17th century ceremonial vehicle (French). Constructed for the Portuguese Royal House, it was used towards the end of the 18th century by the Cardinals of Lisbon.
On the central side panels are the figures of Fame, Charity, Truth, Justice, Hope and Wisdom. The four continents are on the sides.
Despite the use of the vehicle having passed from the Royal House to the Patriarchate, the paintings on the body were not changed. It displays the original iconographic composition, which is perfectly appropriate to the public display of an image of power shared by the state and the Church. Only the door panels were repainted with the coat of arms of the Cardinal Patriarch of Lisbon, Manuel Bento Rodrigues (1800-1869).

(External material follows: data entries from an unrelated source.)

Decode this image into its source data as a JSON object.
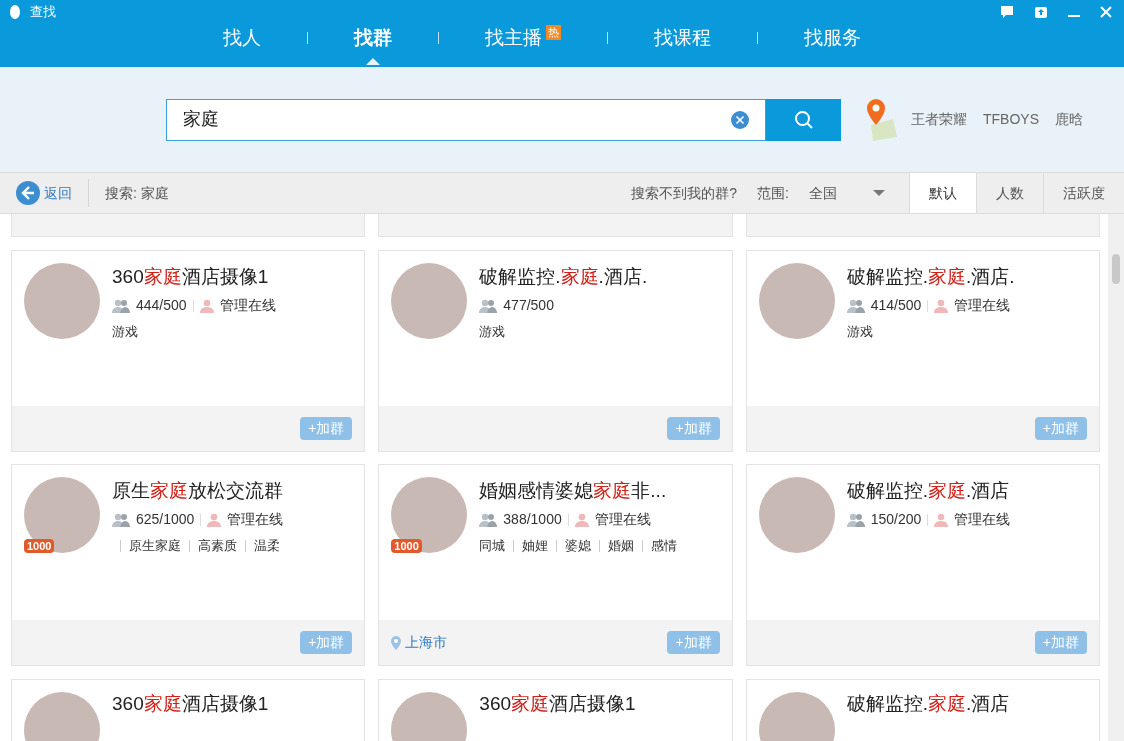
{
  "window": {
    "title": "查找"
  },
  "tabs": [
    {
      "label": "找人",
      "selected": false
    },
    {
      "label": "找群",
      "selected": true
    },
    {
      "label": "找主播",
      "selected": false,
      "hot": "热"
    },
    {
      "label": "找课程",
      "selected": false
    },
    {
      "label": "找服务",
      "selected": false
    }
  ],
  "search": {
    "value": "家庭"
  },
  "hot_keywords": [
    "王者荣耀",
    "TFBOYS",
    "鹿晗"
  ],
  "toolbar": {
    "back": "返回",
    "query": "搜索: 家庭",
    "help_link": "搜索不到我的群?",
    "scope_label": "范围:",
    "scope_value": "全国",
    "sort": [
      {
        "label": "默认",
        "selected": true
      },
      {
        "label": "人数",
        "selected": false
      },
      {
        "label": "活跃度",
        "selected": false
      }
    ]
  },
  "groups": [
    {
      "title": [
        {
          "text": "360",
          "highlight": false
        },
        {
          "text": "家庭",
          "highlight": true
        },
        {
          "text": "酒店摄像1",
          "highlight": false
        }
      ],
      "members": "444/500",
      "admin": "管理在线",
      "tags": [
        "游戏"
      ],
      "join": "+加群"
    },
    {
      "title": [
        {
          "text": "破解监控.",
          "highlight": false
        },
        {
          "text": "家庭",
          "highlight": true
        },
        {
          "text": ".酒店.",
          "highlight": false
        }
      ],
      "members": "477/500",
      "tags": [
        "游戏"
      ],
      "join": "+加群"
    },
    {
      "title": [
        {
          "text": "破解监控.",
          "highlight": false
        },
        {
          "text": "家庭",
          "highlight": true
        },
        {
          "text": ".酒店.",
          "highlight": false
        }
      ],
      "members": "414/500",
      "admin": "管理在线",
      "tags": [
        "游戏"
      ],
      "join": "+加群"
    },
    {
      "title": [
        {
          "text": "原生",
          "highlight": false
        },
        {
          "text": "家庭",
          "highlight": true
        },
        {
          "text": "放松交流群",
          "highlight": false
        }
      ],
      "members": "625/1000",
      "admin": "管理在线",
      "tags": [
        "原生家庭",
        "高素质",
        "温柔"
      ],
      "badge": "1000",
      "join": "+加群"
    },
    {
      "title": [
        {
          "text": "婚姻感情婆媳",
          "highlight": false
        },
        {
          "text": "家庭",
          "highlight": true
        },
        {
          "text": "非...",
          "highlight": false
        }
      ],
      "members": "388/1000",
      "admin": "管理在线",
      "tags": [
        "同城",
        "妯娌",
        "婆媳",
        "婚姻",
        "感情"
      ],
      "badge": "1000",
      "location": "上海市",
      "join": "+加群"
    },
    {
      "title": [
        {
          "text": "破解监控.",
          "highlight": false
        },
        {
          "text": "家庭",
          "highlight": true
        },
        {
          "text": ".酒店",
          "highlight": false
        }
      ],
      "members": "150/200",
      "admin": "管理在线",
      "join": "+加群"
    }
  ],
  "partial_groups": [
    {
      "title": [
        {
          "text": "360",
          "highlight": false
        },
        {
          "text": "家庭",
          "highlight": true
        },
        {
          "text": "酒店摄像1",
          "highlight": false
        }
      ]
    },
    {
      "title": [
        {
          "text": "360",
          "highlight": false
        },
        {
          "text": "家庭",
          "highlight": true
        },
        {
          "text": "酒店摄像1",
          "highlight": false
        }
      ]
    },
    {
      "title": [
        {
          "text": "破解监控.",
          "highlight": false
        },
        {
          "text": "家庭",
          "highlight": true
        },
        {
          "text": ".酒店",
          "highlight": false
        }
      ]
    }
  ]
}
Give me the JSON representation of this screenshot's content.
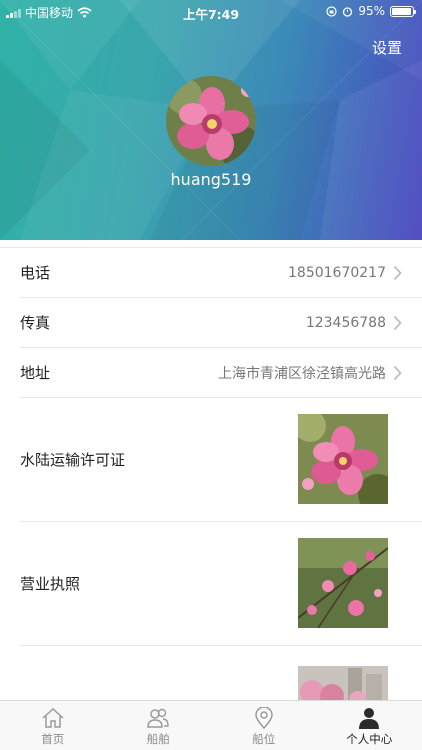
{
  "status_bar": {
    "carrier": "中国移动",
    "time": "上午7:49",
    "battery": "95%",
    "battery_level": 0.95
  },
  "header": {
    "settings_label": "设置",
    "username": "huang519"
  },
  "rows": [
    {
      "label": "电话",
      "value": "18501670217"
    },
    {
      "label": "传真",
      "value": "123456788"
    },
    {
      "label": "地址",
      "value": "上海市青浦区徐泾镇高光路"
    }
  ],
  "image_rows": [
    {
      "label": "水陆运输许可证"
    },
    {
      "label": "营业执照"
    },
    {
      "label": ""
    }
  ],
  "tabbar": {
    "tabs": [
      {
        "label": "首页",
        "icon": "home-icon"
      },
      {
        "label": "船舶",
        "icon": "ships-people-icon"
      },
      {
        "label": "船位",
        "icon": "location-pin-icon"
      },
      {
        "label": "个人中心",
        "icon": "person-icon",
        "active": true
      }
    ]
  },
  "colors": {
    "header_start": "#2fb2a7",
    "header_end": "#4a44c0",
    "divider": "#e6e6e6",
    "tab_inactive": "#8a8a8a"
  }
}
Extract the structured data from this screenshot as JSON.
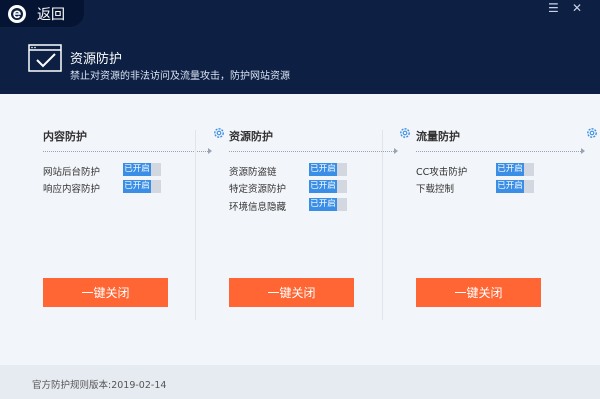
{
  "header": {
    "back_label": "返回",
    "minimize_glyph": "☰",
    "close_glyph": "✕",
    "title": "资源防护",
    "description": "禁止对资源的非法访问及流量攻击，防护网站资源"
  },
  "panels": [
    {
      "title": "内容防护",
      "rows": [
        {
          "label": "网站后台防护",
          "status": "已开启"
        },
        {
          "label": "响应内容防护",
          "status": "已开启"
        }
      ],
      "button": "一键关闭"
    },
    {
      "title": "资源防护",
      "rows": [
        {
          "label": "资源防盗链",
          "status": "已开启"
        },
        {
          "label": "特定资源防护",
          "status": "已开启"
        },
        {
          "label": "环境信息隐藏",
          "status": "已开启"
        }
      ],
      "button": "一键关闭"
    },
    {
      "title": "流量防护",
      "rows": [
        {
          "label": "CC攻击防护",
          "status": "已开启"
        },
        {
          "label": "下载控制",
          "status": "已开启"
        }
      ],
      "button": "一键关闭"
    }
  ],
  "footer": {
    "version_text": "官方防护规则版本:2019-02-14"
  },
  "colors": {
    "header_bg": "#0d2044",
    "accent_blue": "#3a8ee6",
    "button_orange": "#ff6633"
  }
}
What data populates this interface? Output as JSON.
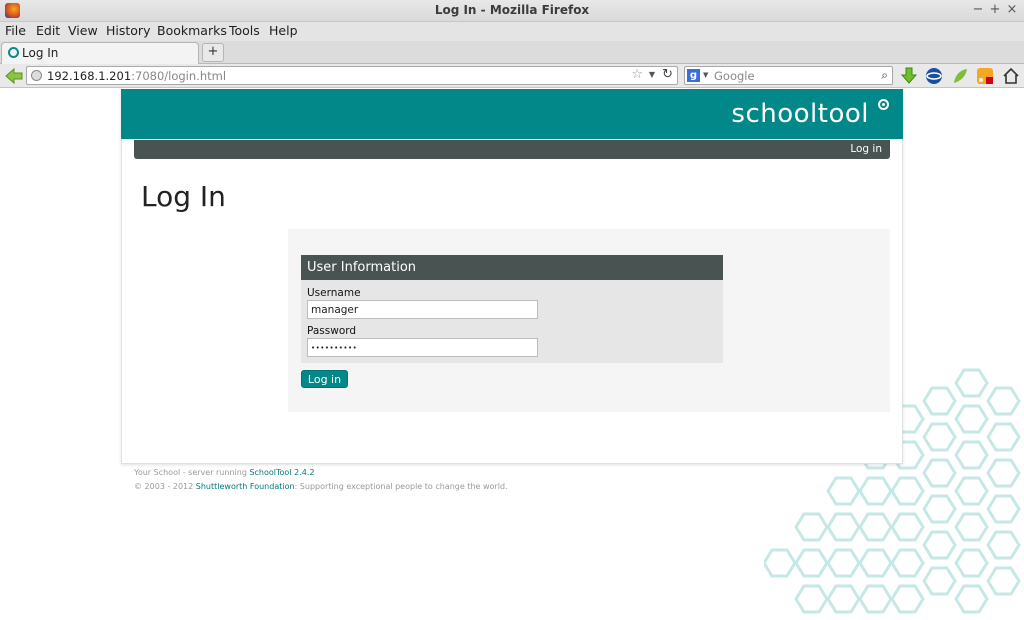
{
  "window": {
    "title": "Log In - Mozilla Firefox",
    "controls": [
      "−",
      "+",
      "×"
    ]
  },
  "menu": [
    "File",
    "Edit",
    "View",
    "History",
    "Bookmarks",
    "Tools",
    "Help"
  ],
  "tabs": [
    {
      "label": "Log In"
    }
  ],
  "new_tab_label": "+",
  "navbar": {
    "url_host": "192.168.1.201",
    "url_rest": ":7080/login.html",
    "search_placeholder": "Google"
  },
  "site": {
    "brand": "schooltool",
    "nav_login": "Log in",
    "page_title": "Log In",
    "accent": "#03888a",
    "dark": "#485352"
  },
  "form": {
    "legend": "User Information",
    "username_label": "Username",
    "username_value": "manager",
    "password_label": "Password",
    "password_value": "••••••••••",
    "submit_label": "Log in"
  },
  "footer": {
    "line1_prefix": "Your School - server running ",
    "line1_link": "SchoolTool 2.4.2",
    "line2_prefix": "© 2003 - 2012 ",
    "line2_link": "Shuttleworth Foundation",
    "line2_suffix": ": Supporting exceptional people to change the world."
  }
}
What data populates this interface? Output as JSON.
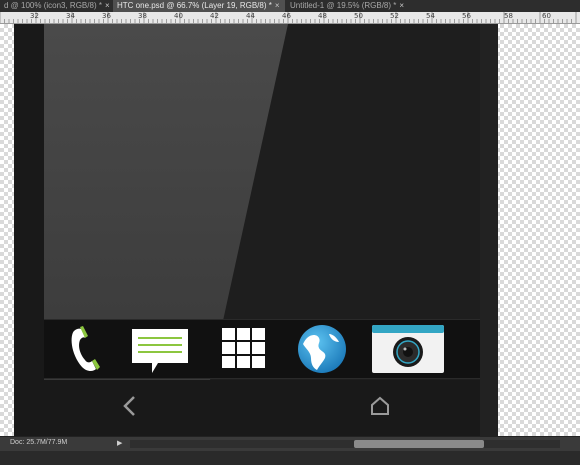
{
  "tabs": [
    {
      "label": "d @ 100% (icon3, RGB/8) *",
      "close": "×"
    },
    {
      "label": "HTC one.psd @ 66.7% (Layer 19, RGB/8) *",
      "close": "×"
    },
    {
      "label": "Untitled-1 @ 19.5% (RGB/8) *",
      "close": "×"
    }
  ],
  "ruler": {
    "labels": [
      "32",
      "34",
      "36",
      "38",
      "40",
      "42",
      "44",
      "46",
      "48",
      "50",
      "52",
      "54",
      "56",
      "58",
      "60"
    ]
  },
  "dock": {
    "icons": [
      "phone-icon",
      "messages-icon",
      "apps-grid-icon",
      "globe-icon",
      "camera-icon"
    ]
  },
  "nav": {
    "back_icon": "chevron-left-icon",
    "home_icon": "home-icon"
  },
  "status": {
    "doc": "Doc: 25.7M/77.9M",
    "arrow": "▶"
  },
  "colors": {
    "accent_green": "#8cc63f",
    "globe_blue": "#2e9ad6",
    "camera_teal": "#33a6c4"
  }
}
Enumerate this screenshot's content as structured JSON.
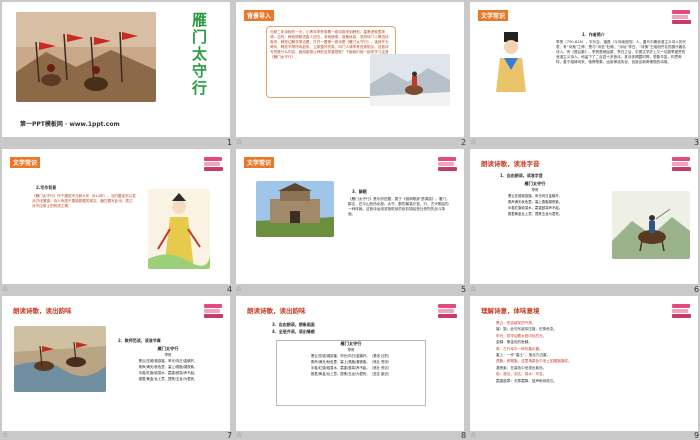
{
  "slide1": {
    "title_chars": [
      "雁",
      "门",
      "太",
      "守",
      "行"
    ],
    "footer": "第一PPT模板网 · www.1ppt.com",
    "number": "1"
  },
  "slide2": {
    "tag": "背景导入",
    "text": "元和二年深秋的一天，小青年李贺带着一卷诗卷来到韩愈、皇甫湜家里拜谒，当时，韩愈刚刚送客人回去，非常疲倦，准备休息。忽然侍门人捧进诗卷来，韩愈边解衣带边看，打开一看第一首诗是《雁门太守行》，读到开头两句，韩愈不禁惊叫起来，立即整好衣带，叫门人请李贺进来相见。这首诗写的是什么内容，竟然能够让韩愈这样重视呢？下面我们就一起来学习这首《雁门太守行》。",
    "number": "2"
  },
  "slide3": {
    "tag": "文学常识",
    "heading": "1．作者简介",
    "text": "李贺（790-816），字长吉，福昌（今河南宜阳）人，唐代中期浪漫主义诗人的代表，有“诗鬼”之称，是与“诗圣”杜甫、“诗仙”李白、“诗佛”王维相齐名的唐代著名诗人。有《昌谷集》。李贺是继屈原、李白之后，中国文学史上又一位颇享盛誉的浪漫主义诗人。他留下了二百四十多首诗，其诗多揭露时弊，想象丰富，构思奇特，善于熔铸词采，驰骋想象，运用神话传说，创造出新奇瑰丽的诗境。",
    "number": "3"
  },
  "slide4": {
    "tag": "文学常识",
    "heading": "2.写作背景",
    "text": "《雁门太守行》作于唐宪宗元和九年（814年），当时唐宪宗以发兵讨伐藩镇，诗人有感于藩镇割据的现实，藉古题写此诗，表达对守边将士的赞颂之情。",
    "number": "4"
  },
  "slide5": {
    "tag": "文学常识",
    "heading": "3．解题",
    "text": "《雁门太守行》是乐府旧题，属于《相和歌辞·瑟调曲》。雁门，郡名，在今山西西北部。太守，郡的最高长官。行，古代歌曲的一种体裁。这首诗运用浓艳斑驳的色彩描绘悲壮惨烈的战斗场面。",
    "number": "5"
  },
  "slide6": {
    "tag": "朗读诗歌，读准字音",
    "heading": "1．自由朗读，读准字音",
    "poem_title": "雁门太守行",
    "poem_author": "李贺",
    "lines": [
      "黑云压城城欲摧，甲光向日金鳞开。",
      "角声满天秋色里，塞上燕脂凝夜紫。",
      "半卷红旗临易水，霜重鼓寒声不起。",
      "报君黄金台上意，提携玉龙为君死。"
    ],
    "number": "6"
  },
  "slide7": {
    "tag": "朗读诗歌，读出韵味",
    "heading": "2．教师范读，读准节奏",
    "poem_title": "雁门太守行",
    "poem_author": "李贺",
    "lines": [
      "黑云/压城/城欲摧，甲光/向日/金鳞开。",
      "角声/满天/秋色里，塞上/燕脂/凝夜紫。",
      "半卷/红旗/临易水，霜重/鼓寒/声不起。",
      "报君/黄金/台上意，提携/玉龙/为君死。"
    ],
    "number": "7"
  },
  "slide8": {
    "tag": "朗读诗歌，读出韵味",
    "heading1": "3．自由朗读，想象画面",
    "heading2": "4．全班齐读，读出情感",
    "poem_title": "雁门太守行",
    "poem_author": "李贺",
    "lines": [
      "黑云/压城/城欲摧，甲光/向日/金鳞开。（紧张 壮烈）",
      "角声/满天/秋色里，塞上/燕脂/凝夜紫。（悲壮 苍凉）",
      "半卷/红旗/临易水，霜重/鼓寒/声不起。（悲壮 低沉）",
      "报君/黄金/台上意，提携/玉龙/为君死。（坚定 豪迈）"
    ],
    "number": "8"
  },
  "slide9": {
    "tag": "理解诗意，体味意境",
    "lines": [
      "黑云：形容敌军的气势。",
      "摧：毁。此句写敌军压境，形势危急。",
      "甲光：铠甲迎着太阳闪出的光。",
      "金鳞：像金色的鱼鳞。",
      "角：古代军中一种吹奏乐器。",
      "塞上：一作“塞土”，指北方边塞。",
      "燕脂：即胭脂，这里指暮色中泥土如胭脂凝成。",
      "凝夜紫：在暮色中呈现出紫色。",
      "临：逼近，到达。易水：河名。",
      "霜重鼓寒：天寒霜降，鼓声郁闷低沉。"
    ],
    "number": "9"
  }
}
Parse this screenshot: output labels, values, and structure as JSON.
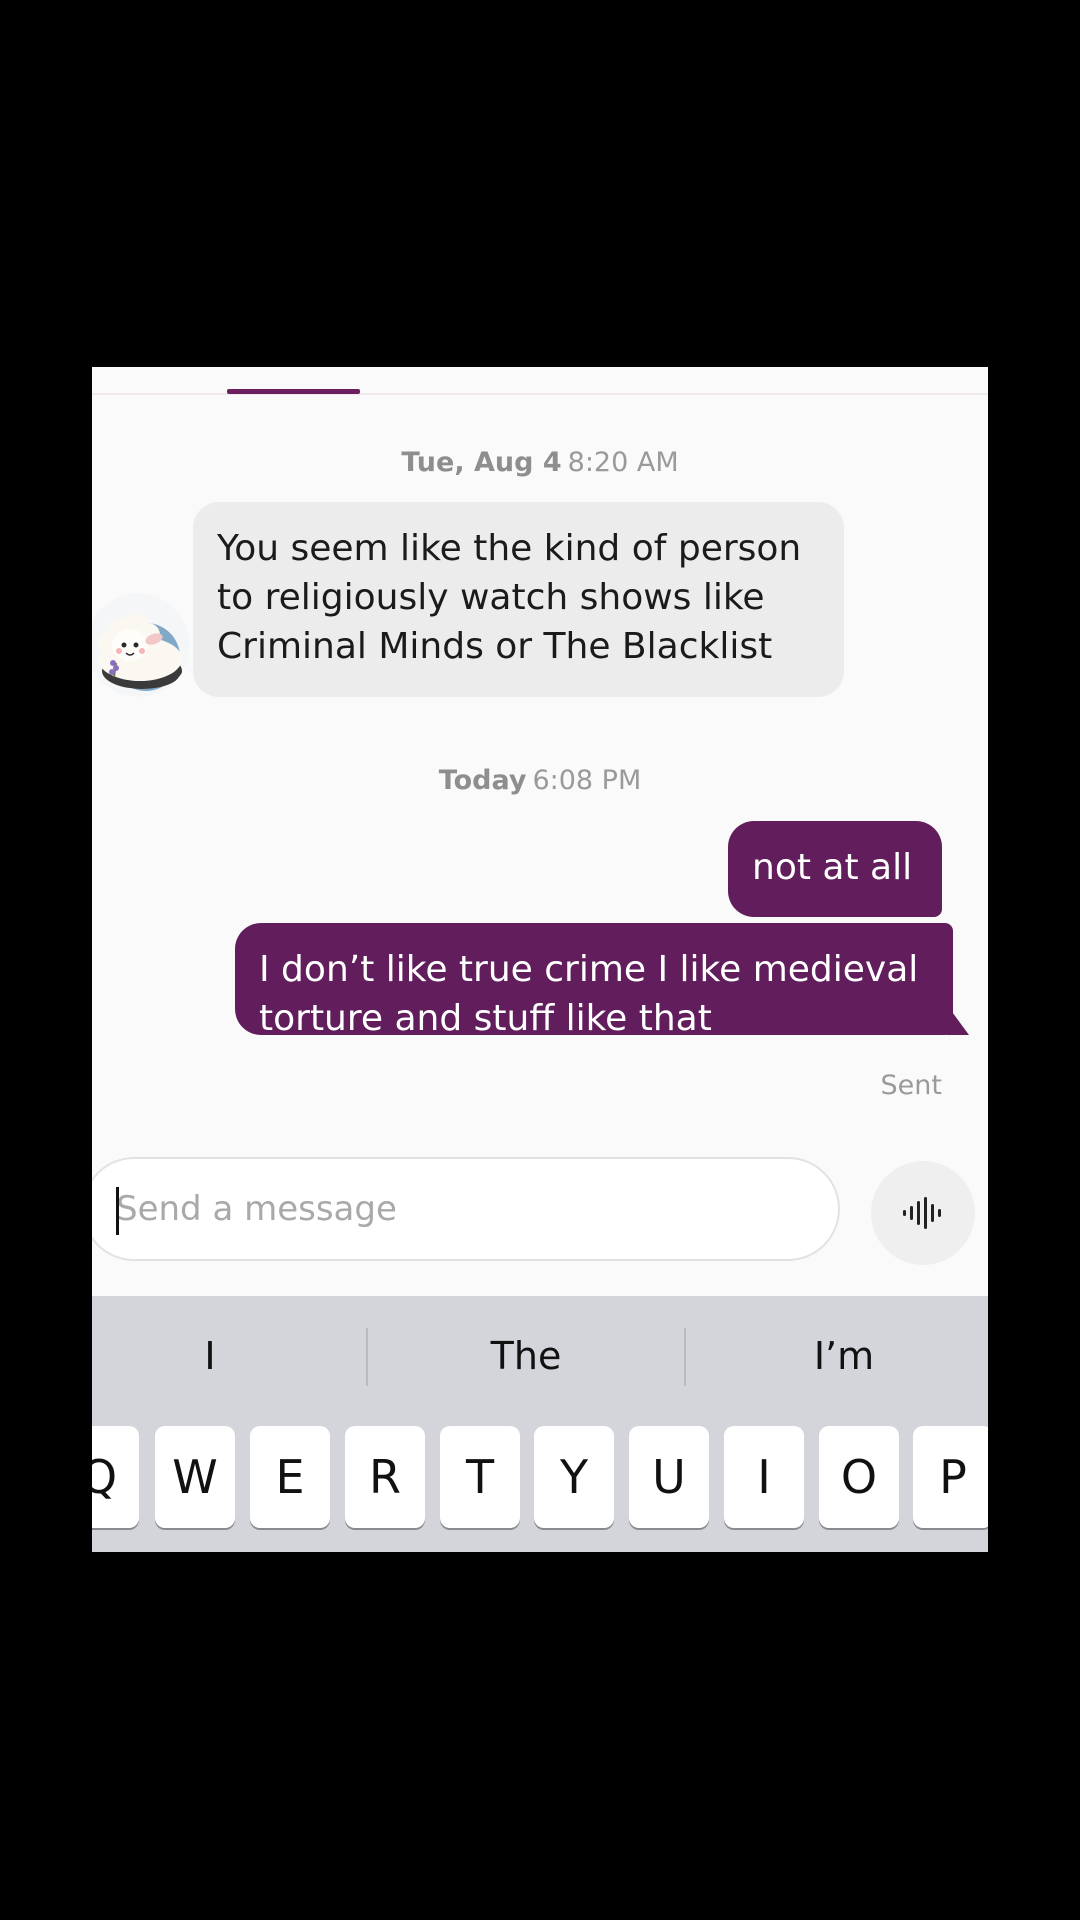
{
  "conversation": {
    "messages": [
      {
        "date_day": "Tue, Aug 4",
        "date_time": "8:20 AM",
        "text": "You seem like the kind of person to religiously watch shows like Criminal Minds or The Blacklist"
      },
      {
        "date_day": "Today",
        "date_time": "6:08 PM",
        "text": "not at all"
      },
      {
        "text": "I don’t like true crime I like medieval torture and stuff like that"
      }
    ],
    "status": "Sent"
  },
  "composer": {
    "placeholder": "Send a message",
    "voice_icon": "voice-waveform-icon"
  },
  "keyboard": {
    "suggestions": [
      "I",
      "The",
      "I’m"
    ],
    "keys": [
      "Q",
      "W",
      "E",
      "R",
      "T",
      "Y",
      "U",
      "I",
      "O",
      "P"
    ]
  },
  "colors": {
    "accent": "#621e5c",
    "received_bubble": "#ececed",
    "keyboard_bg": "#d3d5da"
  }
}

The inside is lined with red and gold velvet brocade. The most ancient example in the Museum’s collection with all the technical advancements that characterise coaches: connection of the front axle to the beam using two steel arcs ("swan’s neck") and connection of the body using suspension springs covered by a bronze plate with reclining female figures (Espagnolettes).